His ferocious drive to paint may also have been important; if you have to produce at least two paintings a week, it is hard to find motifs and, when growinging older, to travel out to many different locations.

I cannot find any art theoretical account which Pissarro wrote to justify changing his initial opinion of Monet’s series, despite Brettell’s detailed academic examination of Pissarro’s series. But Brettell writes that this would not have been unusual for Pissarro.

Camille Pissarro, some of the "Boulevarde Montmartre" series of 1897.
Camille Pissarro, some of the “Boulevarde Montmartre” series of 1897.

However Pissarro’s artistic motivations were clearly very different from those of Monet: Pissarro painted relatively complex motifs, particularly his cityscapes, with carefully chosen compositions which could vary and complement other compositions in branches of the same series. Not for Pissarro were these cityscape simple and unpopulated as Monet’s series were; Pissarro’s are rich with the bustle, motion, and noise of their abundant populations, and usually from high viewpoints to enhance their detail.

Camille Pissarro, a sample of paintings from his Rouen branched series of about 1896.
Camille Pissarro, a sample of paintings from his Rouen branched series of about 1896.

Although it was clearly important to him to ‘capture the moment’, those moments were perfectly capable of standing alone as non-series paintings. This is as well, because unlike Monet’s series, Pissarro’s were seldom exhibited as such, and the first time that they were properly gathered together in a single exhibition was in 1993, ninety years after his death.

Camille Pissarro, some paintings from the Avenue de l'Opera series, 1898-9.
Camille Pissarro, some paintings from the Avenue de l’Opera series, 1898-9.

This is the more surprising when considering the way in which he painted them. He often, perhaps usually, planned series in advance, estimating the number of canvases which he would devote to each composition or view. Although he would have several paintings active at any time, he seems to have been meticulous to paint each from observation of the motif.

There is another practical issue which must have been an influence, no matter how ‘pure’ Pissarro’s art. From his losses during the Franco-Prussian War, as he tried to support his family, his financial state was not good. It was better than Sisley’s, perhaps, but he did not achieve the same sales as Monet, who by 1891 was amassing a small fortune and living in comfort in a spacious property and gardens at Giverny.
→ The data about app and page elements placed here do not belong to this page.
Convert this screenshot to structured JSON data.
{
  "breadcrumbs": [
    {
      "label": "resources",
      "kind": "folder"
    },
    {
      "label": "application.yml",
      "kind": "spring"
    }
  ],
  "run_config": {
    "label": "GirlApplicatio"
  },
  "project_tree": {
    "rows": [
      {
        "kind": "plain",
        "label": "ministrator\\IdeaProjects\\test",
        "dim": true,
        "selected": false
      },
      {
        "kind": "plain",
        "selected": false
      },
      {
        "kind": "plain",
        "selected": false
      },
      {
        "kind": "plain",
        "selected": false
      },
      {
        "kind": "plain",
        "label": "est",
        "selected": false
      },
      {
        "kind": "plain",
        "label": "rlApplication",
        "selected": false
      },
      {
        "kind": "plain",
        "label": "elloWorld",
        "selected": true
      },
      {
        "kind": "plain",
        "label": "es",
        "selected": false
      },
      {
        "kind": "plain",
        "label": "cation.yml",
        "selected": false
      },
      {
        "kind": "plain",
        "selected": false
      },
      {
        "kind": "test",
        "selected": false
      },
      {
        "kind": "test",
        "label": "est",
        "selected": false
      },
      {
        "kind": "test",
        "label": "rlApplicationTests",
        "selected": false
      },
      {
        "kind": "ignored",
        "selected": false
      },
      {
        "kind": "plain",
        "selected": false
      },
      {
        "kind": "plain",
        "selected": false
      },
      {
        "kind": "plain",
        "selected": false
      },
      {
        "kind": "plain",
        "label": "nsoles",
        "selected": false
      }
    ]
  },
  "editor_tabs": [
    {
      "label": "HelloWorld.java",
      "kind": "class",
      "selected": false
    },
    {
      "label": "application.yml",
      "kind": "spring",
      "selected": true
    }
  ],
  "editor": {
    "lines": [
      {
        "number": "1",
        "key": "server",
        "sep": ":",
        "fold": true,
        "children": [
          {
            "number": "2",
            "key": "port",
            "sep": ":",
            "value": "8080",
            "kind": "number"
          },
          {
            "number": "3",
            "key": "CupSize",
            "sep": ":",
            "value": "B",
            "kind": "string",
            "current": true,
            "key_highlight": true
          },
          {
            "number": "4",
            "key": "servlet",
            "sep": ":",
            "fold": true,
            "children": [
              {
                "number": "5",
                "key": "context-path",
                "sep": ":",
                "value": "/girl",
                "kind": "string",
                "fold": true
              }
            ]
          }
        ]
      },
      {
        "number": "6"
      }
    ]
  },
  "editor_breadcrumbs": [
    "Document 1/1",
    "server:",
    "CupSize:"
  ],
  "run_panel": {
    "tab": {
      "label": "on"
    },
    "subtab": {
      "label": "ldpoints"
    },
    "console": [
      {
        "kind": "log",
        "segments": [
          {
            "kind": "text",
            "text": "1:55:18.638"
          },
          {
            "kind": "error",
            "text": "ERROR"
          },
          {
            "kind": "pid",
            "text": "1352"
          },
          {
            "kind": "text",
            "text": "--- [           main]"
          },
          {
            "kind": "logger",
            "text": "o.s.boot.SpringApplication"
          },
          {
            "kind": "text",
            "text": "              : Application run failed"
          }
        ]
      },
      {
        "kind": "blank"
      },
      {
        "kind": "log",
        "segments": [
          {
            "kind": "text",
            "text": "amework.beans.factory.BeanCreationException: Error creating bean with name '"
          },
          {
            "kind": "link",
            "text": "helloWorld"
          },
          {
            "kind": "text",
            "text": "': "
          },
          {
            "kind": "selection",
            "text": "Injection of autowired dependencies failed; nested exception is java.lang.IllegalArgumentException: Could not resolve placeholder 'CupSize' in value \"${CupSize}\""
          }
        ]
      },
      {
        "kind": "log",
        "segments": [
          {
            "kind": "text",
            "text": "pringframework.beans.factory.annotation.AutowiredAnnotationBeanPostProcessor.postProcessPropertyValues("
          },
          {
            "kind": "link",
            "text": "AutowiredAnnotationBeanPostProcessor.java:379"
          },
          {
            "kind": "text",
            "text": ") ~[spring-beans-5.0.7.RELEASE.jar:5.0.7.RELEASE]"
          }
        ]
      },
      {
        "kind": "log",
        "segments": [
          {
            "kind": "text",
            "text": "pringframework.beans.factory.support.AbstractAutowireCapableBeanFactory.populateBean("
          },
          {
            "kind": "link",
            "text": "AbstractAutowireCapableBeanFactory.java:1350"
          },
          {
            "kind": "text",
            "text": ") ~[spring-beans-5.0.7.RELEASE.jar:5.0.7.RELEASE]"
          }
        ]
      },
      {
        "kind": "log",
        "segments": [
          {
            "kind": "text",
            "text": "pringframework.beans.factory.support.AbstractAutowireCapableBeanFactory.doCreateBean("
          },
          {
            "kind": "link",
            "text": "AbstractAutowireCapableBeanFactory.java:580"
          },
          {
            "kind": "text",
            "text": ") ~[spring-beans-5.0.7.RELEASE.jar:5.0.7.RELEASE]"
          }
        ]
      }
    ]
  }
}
The market had not just given Monet’s Grainstack series a favourable response, it had made him a rich man, with all 25 in the series being sold before the end of 1891, several for as much as 1,000 Francs each. In his retreat from the painstakingly slow dots of Divisionism, even achieving a small fraction of that success must have been highly alluring.
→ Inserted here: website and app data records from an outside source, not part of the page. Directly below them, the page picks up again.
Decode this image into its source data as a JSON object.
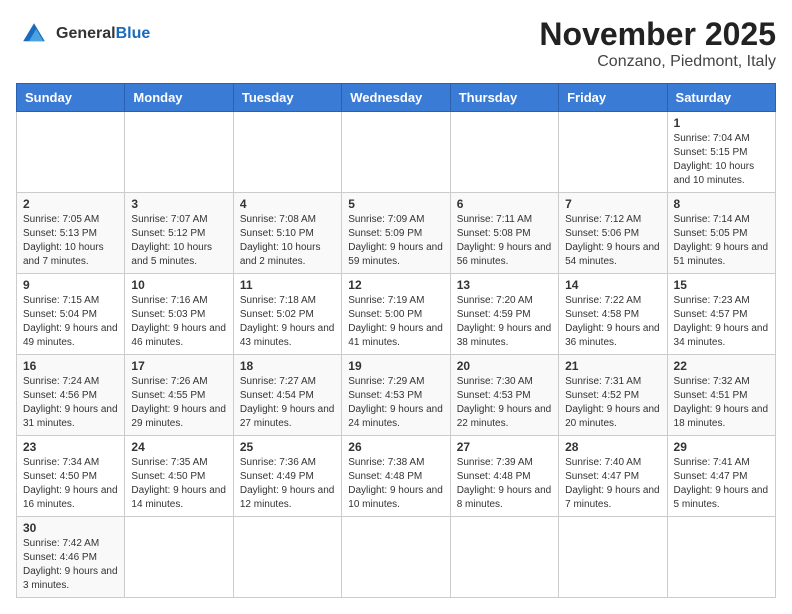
{
  "header": {
    "logo_general": "General",
    "logo_blue": "Blue",
    "title": "November 2025",
    "subtitle": "Conzano, Piedmont, Italy"
  },
  "weekdays": [
    "Sunday",
    "Monday",
    "Tuesday",
    "Wednesday",
    "Thursday",
    "Friday",
    "Saturday"
  ],
  "weeks": [
    [
      {
        "day": "",
        "info": ""
      },
      {
        "day": "",
        "info": ""
      },
      {
        "day": "",
        "info": ""
      },
      {
        "day": "",
        "info": ""
      },
      {
        "day": "",
        "info": ""
      },
      {
        "day": "",
        "info": ""
      },
      {
        "day": "1",
        "info": "Sunrise: 7:04 AM\nSunset: 5:15 PM\nDaylight: 10 hours and 10 minutes."
      }
    ],
    [
      {
        "day": "2",
        "info": "Sunrise: 7:05 AM\nSunset: 5:13 PM\nDaylight: 10 hours and 7 minutes."
      },
      {
        "day": "3",
        "info": "Sunrise: 7:07 AM\nSunset: 5:12 PM\nDaylight: 10 hours and 5 minutes."
      },
      {
        "day": "4",
        "info": "Sunrise: 7:08 AM\nSunset: 5:10 PM\nDaylight: 10 hours and 2 minutes."
      },
      {
        "day": "5",
        "info": "Sunrise: 7:09 AM\nSunset: 5:09 PM\nDaylight: 9 hours and 59 minutes."
      },
      {
        "day": "6",
        "info": "Sunrise: 7:11 AM\nSunset: 5:08 PM\nDaylight: 9 hours and 56 minutes."
      },
      {
        "day": "7",
        "info": "Sunrise: 7:12 AM\nSunset: 5:06 PM\nDaylight: 9 hours and 54 minutes."
      },
      {
        "day": "8",
        "info": "Sunrise: 7:14 AM\nSunset: 5:05 PM\nDaylight: 9 hours and 51 minutes."
      }
    ],
    [
      {
        "day": "9",
        "info": "Sunrise: 7:15 AM\nSunset: 5:04 PM\nDaylight: 9 hours and 49 minutes."
      },
      {
        "day": "10",
        "info": "Sunrise: 7:16 AM\nSunset: 5:03 PM\nDaylight: 9 hours and 46 minutes."
      },
      {
        "day": "11",
        "info": "Sunrise: 7:18 AM\nSunset: 5:02 PM\nDaylight: 9 hours and 43 minutes."
      },
      {
        "day": "12",
        "info": "Sunrise: 7:19 AM\nSunset: 5:00 PM\nDaylight: 9 hours and 41 minutes."
      },
      {
        "day": "13",
        "info": "Sunrise: 7:20 AM\nSunset: 4:59 PM\nDaylight: 9 hours and 38 minutes."
      },
      {
        "day": "14",
        "info": "Sunrise: 7:22 AM\nSunset: 4:58 PM\nDaylight: 9 hours and 36 minutes."
      },
      {
        "day": "15",
        "info": "Sunrise: 7:23 AM\nSunset: 4:57 PM\nDaylight: 9 hours and 34 minutes."
      }
    ],
    [
      {
        "day": "16",
        "info": "Sunrise: 7:24 AM\nSunset: 4:56 PM\nDaylight: 9 hours and 31 minutes."
      },
      {
        "day": "17",
        "info": "Sunrise: 7:26 AM\nSunset: 4:55 PM\nDaylight: 9 hours and 29 minutes."
      },
      {
        "day": "18",
        "info": "Sunrise: 7:27 AM\nSunset: 4:54 PM\nDaylight: 9 hours and 27 minutes."
      },
      {
        "day": "19",
        "info": "Sunrise: 7:29 AM\nSunset: 4:53 PM\nDaylight: 9 hours and 24 minutes."
      },
      {
        "day": "20",
        "info": "Sunrise: 7:30 AM\nSunset: 4:53 PM\nDaylight: 9 hours and 22 minutes."
      },
      {
        "day": "21",
        "info": "Sunrise: 7:31 AM\nSunset: 4:52 PM\nDaylight: 9 hours and 20 minutes."
      },
      {
        "day": "22",
        "info": "Sunrise: 7:32 AM\nSunset: 4:51 PM\nDaylight: 9 hours and 18 minutes."
      }
    ],
    [
      {
        "day": "23",
        "info": "Sunrise: 7:34 AM\nSunset: 4:50 PM\nDaylight: 9 hours and 16 minutes."
      },
      {
        "day": "24",
        "info": "Sunrise: 7:35 AM\nSunset: 4:50 PM\nDaylight: 9 hours and 14 minutes."
      },
      {
        "day": "25",
        "info": "Sunrise: 7:36 AM\nSunset: 4:49 PM\nDaylight: 9 hours and 12 minutes."
      },
      {
        "day": "26",
        "info": "Sunrise: 7:38 AM\nSunset: 4:48 PM\nDaylight: 9 hours and 10 minutes."
      },
      {
        "day": "27",
        "info": "Sunrise: 7:39 AM\nSunset: 4:48 PM\nDaylight: 9 hours and 8 minutes."
      },
      {
        "day": "28",
        "info": "Sunrise: 7:40 AM\nSunset: 4:47 PM\nDaylight: 9 hours and 7 minutes."
      },
      {
        "day": "29",
        "info": "Sunrise: 7:41 AM\nSunset: 4:47 PM\nDaylight: 9 hours and 5 minutes."
      }
    ],
    [
      {
        "day": "30",
        "info": "Sunrise: 7:42 AM\nSunset: 4:46 PM\nDaylight: 9 hours and 3 minutes."
      },
      {
        "day": "",
        "info": ""
      },
      {
        "day": "",
        "info": ""
      },
      {
        "day": "",
        "info": ""
      },
      {
        "day": "",
        "info": ""
      },
      {
        "day": "",
        "info": ""
      },
      {
        "day": "",
        "info": ""
      }
    ]
  ]
}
My next article in this series will review Sisley’s work in a similar manner, before moving on to Monet in the fourth.

Further reading

Brettell RR (1990) Pissarro and Pontoise, Yale UP and Guild. ISBN 978 0 300 04336 5. (A thorough study based on Brettell’s thesis, with lots of information about Pontoise of relevance to other Impressionists. Available secondhand and worth the effort.)
Brettell RR and Pissarro J (1992) The Impressionist and the City. Pissarro’s Series Paintings, Royal Academy of Arts. ISBN 0 300 05446 7. (The definitive study of his late urban series paintings, available secondhand.)
Lloyd C (1992) Pissarro, Colour Library, Phaidon. ISBN 978 0 7148 2729 2. (An excellent introduction with good quality, large format colour plates, for a very modest price.)
Pissarro J (1993) Pissarro, Pavilion Books and Harry N Abrams. ISBN 1 85793 124 6. (Huge format and probably the definitive work, by his great-grandson, although few of its otherwise excellent illustrations make full use of the pages. Out of print but available secondhand.)